Of course not. We didn’t look at enough data. This example is the best case scenario. Often, some small portion of the HVAC system turns on early, before a human would actually say “the building HVAC systems started.” The plot below shows an example of that.
A couple of static pressure and SAT signals show an edge around 12:00 AM, but most of the other edges are around 5:00 AM. In this case, as humans that understand building operations, we would say the building’s HVAC began its startup sequence at 5:00 AM. Just a few fans turned on at 12:00 AM, so that wasn’t really the building’s HVAC systems starting in any meaningful way.
In this case, the simple rule from above would fail because it would say 12:00 AM is the start time. But we can amend the rule to still work: If there are too few edges near the earliest edge, then it’s not the start time. The start time is the first edge when some critical mass of HVAC signals have an edge.
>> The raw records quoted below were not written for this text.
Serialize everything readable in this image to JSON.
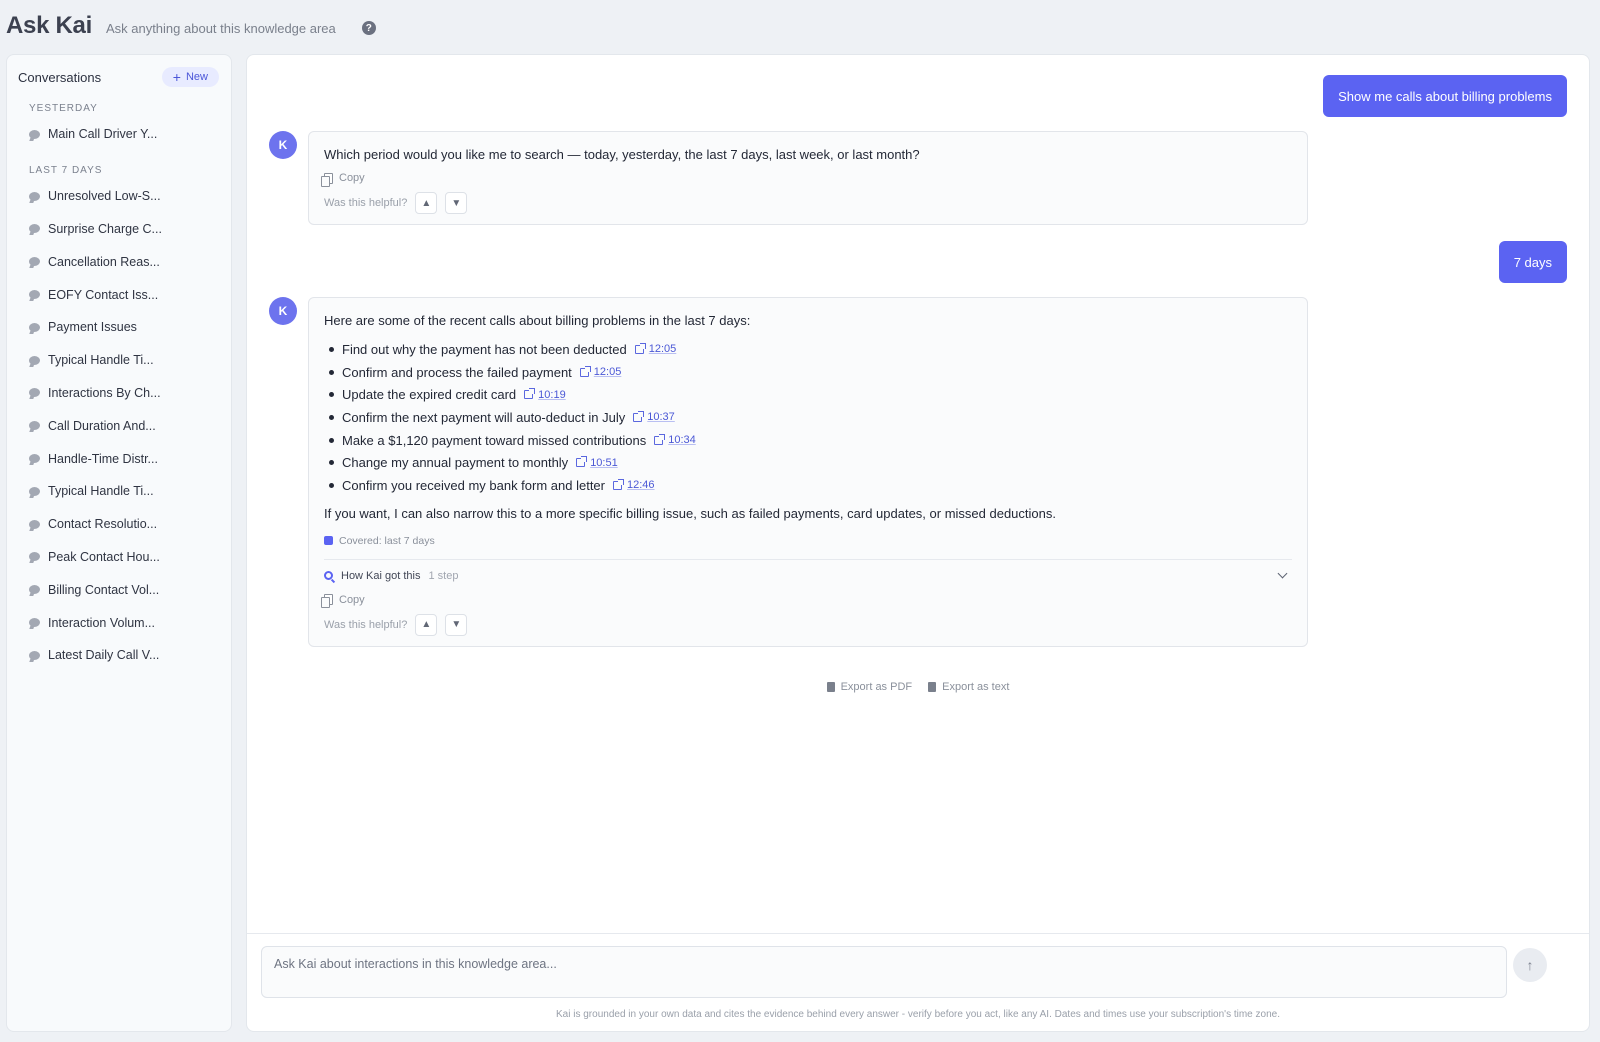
{
  "header": {
    "title": "Ask Kai",
    "subtitle": "Ask anything about this knowledge area",
    "help_icon": "?"
  },
  "sidebar": {
    "title": "Conversations",
    "new_label": "New",
    "groups": [
      {
        "label": "YESTERDAY",
        "items": [
          "Main Call Driver Y..."
        ]
      },
      {
        "label": "LAST 7 DAYS",
        "items": [
          "Unresolved Low-S...",
          "Surprise Charge C...",
          "Cancellation Reas...",
          "EOFY Contact Iss...",
          "Payment Issues",
          "Typical Handle Ti...",
          "Interactions By Ch...",
          "Call Duration And...",
          "Handle-Time Distr...",
          "Typical Handle Ti...",
          "Contact Resolutio...",
          "Peak Contact Hou...",
          "Billing Contact Vol...",
          "Interaction Volum...",
          "Latest Daily Call V..."
        ]
      }
    ]
  },
  "chat": {
    "avatar_letter": "K",
    "msg1_user": "Show me calls about billing problems",
    "msg1_bot": "Which period would you like me to search — today, yesterday, the last 7 days, last week, or last month?",
    "msg2_user": "7 days",
    "msg2_bot_intro": "Here are some of the recent calls about billing problems in the last 7 days:",
    "msg2_bullets": [
      {
        "text": "Find out why the payment has not been deducted",
        "time": "12:05"
      },
      {
        "text": "Confirm and process the failed payment",
        "time": "12:05"
      },
      {
        "text": "Update the expired credit card",
        "time": "10:19"
      },
      {
        "text": "Confirm the next payment will auto-deduct in July",
        "time": "10:37"
      },
      {
        "text": "Make a $1,120 payment toward missed contributions",
        "time": "10:34"
      },
      {
        "text": "Change my annual payment to monthly",
        "time": "10:51"
      },
      {
        "text": "Confirm you received my bank form and letter",
        "time": "12:46"
      }
    ],
    "msg2_bot_outro": "If you want, I can also narrow this to a more specific billing issue, such as failed payments, card updates, or missed deductions.",
    "covered": "Covered: last 7 days",
    "how_label": "How Kai got this",
    "how_steps": "1 step",
    "copy_label": "Copy",
    "helpful_label": "Was this helpful?"
  },
  "exports": {
    "pdf": "Export as PDF",
    "text": "Export as text"
  },
  "composer": {
    "placeholder": "Ask Kai about interactions in this knowledge area...",
    "disclaimer": "Kai is grounded in your own data and cites the evidence behind every answer - verify before you act, like any AI. Dates and times use your subscription's time zone."
  },
  "colors": {
    "accent": "#5b63f2",
    "avatar": "#6d73ee",
    "background": "#eef1f5"
  }
}
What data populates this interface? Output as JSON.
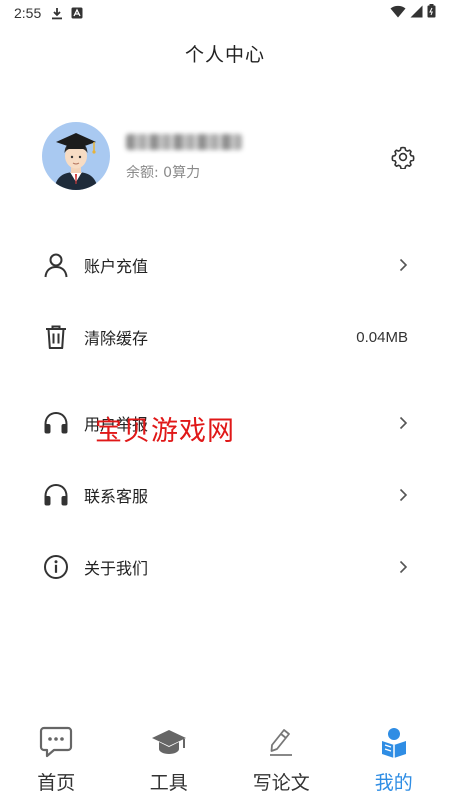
{
  "status_bar": {
    "time": "2:55"
  },
  "header": {
    "title": "个人中心"
  },
  "profile": {
    "balance_text": "余额: 0算力"
  },
  "menu": {
    "recharge_label": "账户充值",
    "clear_cache_label": "清除缓存",
    "cache_size": "0.04MB",
    "feedback_label": "用户举报",
    "support_label": "联系客服",
    "about_label": "关于我们"
  },
  "watermark": "宝贝游戏网",
  "tabs": [
    {
      "label": "首页",
      "icon": "chat-bubble-icon"
    },
    {
      "label": "工具",
      "icon": "graduation-cap-icon"
    },
    {
      "label": "写论文",
      "icon": "pencil-icon"
    },
    {
      "label": "我的",
      "icon": "person-book-icon"
    }
  ],
  "colors": {
    "accent": "#2f8de4",
    "watermark": "#e01818",
    "avatar_bg": "#a9c9f1"
  }
}
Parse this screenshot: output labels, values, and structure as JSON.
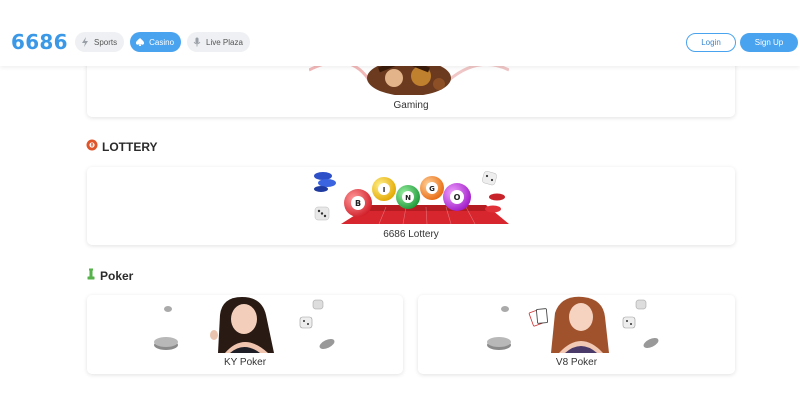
{
  "header": {
    "logo": "6686",
    "nav": [
      {
        "label": "Sports",
        "icon": "lightning-icon",
        "active": false
      },
      {
        "label": "Casino",
        "icon": "spade-icon",
        "active": true
      },
      {
        "label": "Live Plaza",
        "icon": "microphone-icon",
        "active": false
      }
    ],
    "login_label": "Login",
    "signup_label": "Sign Up"
  },
  "gaming": {
    "label": "Gaming"
  },
  "lottery": {
    "title": "LOTTERY",
    "icon": "lottery-ball-icon",
    "card_label": "6686 Lottery",
    "balls": [
      "B",
      "I",
      "N",
      "G",
      "O"
    ]
  },
  "poker": {
    "title": "Poker",
    "icon": "chess-piece-icon",
    "cards": [
      {
        "label": "KY Poker"
      },
      {
        "label": "V8 Poker"
      }
    ]
  },
  "colors": {
    "brand": "#3a98e6",
    "accent": "#4aa3ee",
    "lottery_icon": "#e0542a",
    "poker_icon": "#56b24a"
  }
}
This is good. We’re doing the human learning that is the precursor to machine learning. But we need to look at more data. After a more thorough look, we found (to the surprise of no one) that the story is more complicated. Some nights the building is on all night—e.g., it’s so cold that the HVAC systems ran all night. Other days the HVAC system never turns on. Here’s an example of one such day when the building ran all night.
Inspecting the data, it seems that if there are very few edges, and the static pressure is high all night, then the building was on all night. Alternatively, if there are very few edges and the static pressure is low all night, then the building was off all night.
Further complicating matters is that different buildings have different sensors. Some have steam, some don’t. Some have just a few static pressure sensors, others have eighty or more. How do we weigh the evidence across different sensors of different types? Looking at the data, it seems that we can treat all sensors equally. But this assumption may be wrong. It’s something to keep in mind as we’re evaluating different algorithms.
In the end, we looked at hundreds of days across all of our buildings at various times of the year: Spring, Summer, Fall, Winter; weekdays, weekends, holidays; buildings where there are lots of sensors, buildings where there are few sensors. After a while, a “solution skeleton” started to come together. We thought we could build an automatic start-time finder using two algorithms:
- An edge finder algorithm. This would be an algorithm that, given a single time series, would identify sharp transitions (edges) in it.
- A start time estimator from edges. This would be an algorithm that, given a set of edges from all the sensors, would figure out the start time—if there was one. If not, it would tell us if the building was on or off all night.
Across the next two posts, we’ll put some meat on this skeleton, discussing the development of this algorithm.